> [Excerpted records]
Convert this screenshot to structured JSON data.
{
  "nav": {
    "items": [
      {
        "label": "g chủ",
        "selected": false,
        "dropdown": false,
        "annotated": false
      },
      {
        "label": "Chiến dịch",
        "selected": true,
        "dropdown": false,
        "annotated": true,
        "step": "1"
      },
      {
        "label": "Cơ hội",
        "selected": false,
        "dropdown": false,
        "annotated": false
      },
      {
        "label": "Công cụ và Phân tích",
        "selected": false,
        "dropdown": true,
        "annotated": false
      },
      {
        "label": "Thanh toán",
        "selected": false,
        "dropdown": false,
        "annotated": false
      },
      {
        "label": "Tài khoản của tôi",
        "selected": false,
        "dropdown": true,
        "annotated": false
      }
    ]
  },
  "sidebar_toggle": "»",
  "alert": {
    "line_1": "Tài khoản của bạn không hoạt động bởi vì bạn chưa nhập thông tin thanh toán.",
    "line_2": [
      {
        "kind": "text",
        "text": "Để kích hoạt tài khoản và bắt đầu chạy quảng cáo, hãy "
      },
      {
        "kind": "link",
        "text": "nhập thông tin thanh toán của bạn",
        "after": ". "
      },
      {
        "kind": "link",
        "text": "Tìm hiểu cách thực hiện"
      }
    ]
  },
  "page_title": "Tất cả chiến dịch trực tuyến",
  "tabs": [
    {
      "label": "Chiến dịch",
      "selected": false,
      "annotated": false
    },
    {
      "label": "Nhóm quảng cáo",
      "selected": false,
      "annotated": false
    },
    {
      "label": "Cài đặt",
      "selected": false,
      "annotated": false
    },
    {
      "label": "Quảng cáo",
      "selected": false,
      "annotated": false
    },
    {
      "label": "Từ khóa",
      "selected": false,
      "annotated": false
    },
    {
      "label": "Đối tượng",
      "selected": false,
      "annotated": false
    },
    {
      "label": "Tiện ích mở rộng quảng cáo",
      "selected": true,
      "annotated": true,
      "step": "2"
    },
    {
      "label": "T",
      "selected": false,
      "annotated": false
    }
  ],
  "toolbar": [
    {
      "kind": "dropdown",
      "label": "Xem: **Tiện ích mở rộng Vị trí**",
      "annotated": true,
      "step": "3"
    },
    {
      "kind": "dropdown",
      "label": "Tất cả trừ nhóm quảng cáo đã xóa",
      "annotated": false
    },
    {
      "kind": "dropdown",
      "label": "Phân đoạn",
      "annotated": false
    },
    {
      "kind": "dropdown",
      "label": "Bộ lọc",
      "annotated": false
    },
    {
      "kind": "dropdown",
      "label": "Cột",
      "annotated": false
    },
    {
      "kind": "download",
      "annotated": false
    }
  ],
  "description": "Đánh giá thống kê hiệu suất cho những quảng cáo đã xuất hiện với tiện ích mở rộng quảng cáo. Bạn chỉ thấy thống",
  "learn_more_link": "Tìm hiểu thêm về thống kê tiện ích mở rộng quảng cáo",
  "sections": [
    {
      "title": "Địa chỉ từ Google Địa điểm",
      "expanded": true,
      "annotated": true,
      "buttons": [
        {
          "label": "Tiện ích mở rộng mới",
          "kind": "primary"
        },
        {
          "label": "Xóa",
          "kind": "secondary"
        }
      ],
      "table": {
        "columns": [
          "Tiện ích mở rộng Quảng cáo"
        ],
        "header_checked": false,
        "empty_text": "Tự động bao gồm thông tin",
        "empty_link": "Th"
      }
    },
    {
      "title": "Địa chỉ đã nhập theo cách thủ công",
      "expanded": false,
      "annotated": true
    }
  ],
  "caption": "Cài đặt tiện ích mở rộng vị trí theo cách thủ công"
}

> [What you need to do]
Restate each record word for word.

> [Output below]
Convert this screenshot to structured JSON data.
{
  "nav": {
    "items": [
      {
        "label": "g chủ",
        "selected": false,
        "dropdown": false,
        "annotated": false
      },
      {
        "label": "Chiến dịch",
        "selected": true,
        "dropdown": false,
        "annotated": true,
        "step": "1"
      },
      {
        "label": "Cơ hội",
        "selected": false,
        "dropdown": false,
        "annotated": false
      },
      {
        "label": "Công cụ và Phân tích",
        "selected": false,
        "dropdown": true,
        "annotated": false
      },
      {
        "label": "Thanh toán",
        "selected": false,
        "dropdown": false,
        "annotated": false
      },
      {
        "label": "Tài khoản của tôi",
        "selected": false,
        "dropdown": true,
        "annotated": false
      }
    ]
  },
  "sidebar_toggle": "»",
  "alert": {
    "line_1": "Tài khoản của bạn không hoạt động bởi vì bạn chưa nhập thông tin thanh toán.",
    "line_2": [
      {
        "kind": "text",
        "text": "Để kích hoạt tài khoản và bắt đầu chạy quảng cáo, hãy "
      },
      {
        "kind": "link",
        "text": "nhập thông tin thanh toán của bạn",
        "after": ". "
      },
      {
        "kind": "link",
        "text": "Tìm hiểu cách thực hiện"
      }
    ]
  },
  "page_title": "Tất cả chiến dịch trực tuyến",
  "tabs": [
    {
      "label": "Chiến dịch",
      "selected": false,
      "annotated": false
    },
    {
      "label": "Nhóm quảng cáo",
      "selected": false,
      "annotated": false
    },
    {
      "label": "Cài đặt",
      "selected": false,
      "annotated": false
    },
    {
      "label": "Quảng cáo",
      "selected": false,
      "annotated": false
    },
    {
      "label": "Từ khóa",
      "selected": false,
      "annotated": false
    },
    {
      "label": "Đối tượng",
      "selected": false,
      "annotated": false
    },
    {
      "label": "Tiện ích mở rộng quảng cáo",
      "selected": true,
      "annotated": true,
      "step": "2"
    },
    {
      "label": "T",
      "selected": false,
      "annotated": false
    }
  ],
  "toolbar": [
    {
      "kind": "dropdown",
      "label": "Xem: **Tiện ích mở rộng Vị trí**",
      "annotated": true,
      "step": "3"
    },
    {
      "kind": "dropdown",
      "label": "Tất cả trừ nhóm quảng cáo đã xóa",
      "annotated": false
    },
    {
      "kind": "dropdown",
      "label": "Phân đoạn",
      "annotated": false
    },
    {
      "kind": "dropdown",
      "label": "Bộ lọc",
      "annotated": false
    },
    {
      "kind": "dropdown",
      "label": "Cột",
      "annotated": false
    },
    {
      "kind": "download",
      "annotated": false
    }
  ],
  "description": "Đánh giá thống kê hiệu suất cho những quảng cáo đã xuất hiện với tiện ích mở rộng quảng cáo. Bạn chỉ thấy thống",
  "learn_more_link": "Tìm hiểu thêm về thống kê tiện ích mở rộng quảng cáo",
  "sections": [
    {
      "title": "Địa chỉ từ Google Địa điểm",
      "expanded": true,
      "annotated": true,
      "buttons": [
        {
          "label": "Tiện ích mở rộng mới",
          "kind": "primary"
        },
        {
          "label": "Xóa",
          "kind": "secondary"
        }
      ],
      "table": {
        "columns": [
          "Tiện ích mở rộng Quảng cáo"
        ],
        "header_checked": false,
        "empty_text": "Tự động bao gồm thông tin",
        "empty_link": "Th"
      }
    },
    {
      "title": "Địa chỉ đã nhập theo cách thủ công",
      "expanded": false,
      "annotated": true
    }
  ],
  "caption": "Cài đặt tiện ích mở rộng vị trí theo cách thủ công"
}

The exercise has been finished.